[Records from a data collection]
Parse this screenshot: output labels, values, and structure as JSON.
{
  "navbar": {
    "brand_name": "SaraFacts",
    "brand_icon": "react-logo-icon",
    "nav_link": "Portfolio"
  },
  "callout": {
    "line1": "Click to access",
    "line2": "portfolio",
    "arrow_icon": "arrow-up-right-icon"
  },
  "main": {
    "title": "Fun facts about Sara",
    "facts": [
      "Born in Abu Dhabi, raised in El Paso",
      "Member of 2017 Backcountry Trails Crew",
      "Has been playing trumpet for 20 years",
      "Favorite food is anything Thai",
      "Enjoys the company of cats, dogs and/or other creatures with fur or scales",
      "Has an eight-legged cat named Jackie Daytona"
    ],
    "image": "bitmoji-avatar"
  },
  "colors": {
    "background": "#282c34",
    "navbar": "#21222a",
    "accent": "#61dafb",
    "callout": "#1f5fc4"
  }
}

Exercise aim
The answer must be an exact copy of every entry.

Solution for this task
Parse this screenshot: output labels, values, and structure as JSON.
{
  "navbar": {
    "brand_name": "SaraFacts",
    "brand_icon": "react-logo-icon",
    "nav_link": "Portfolio"
  },
  "callout": {
    "line1": "Click to access",
    "line2": "portfolio",
    "arrow_icon": "arrow-up-right-icon"
  },
  "main": {
    "title": "Fun facts about Sara",
    "facts": [
      "Born in Abu Dhabi, raised in El Paso",
      "Member of 2017 Backcountry Trails Crew",
      "Has been playing trumpet for 20 years",
      "Favorite food is anything Thai",
      "Enjoys the company of cats, dogs and/or other creatures with fur or scales",
      "Has an eight-legged cat named Jackie Daytona"
    ],
    "image": "bitmoji-avatar"
  },
  "colors": {
    "background": "#282c34",
    "navbar": "#21222a",
    "accent": "#61dafb",
    "callout": "#1f5fc4"
  }
}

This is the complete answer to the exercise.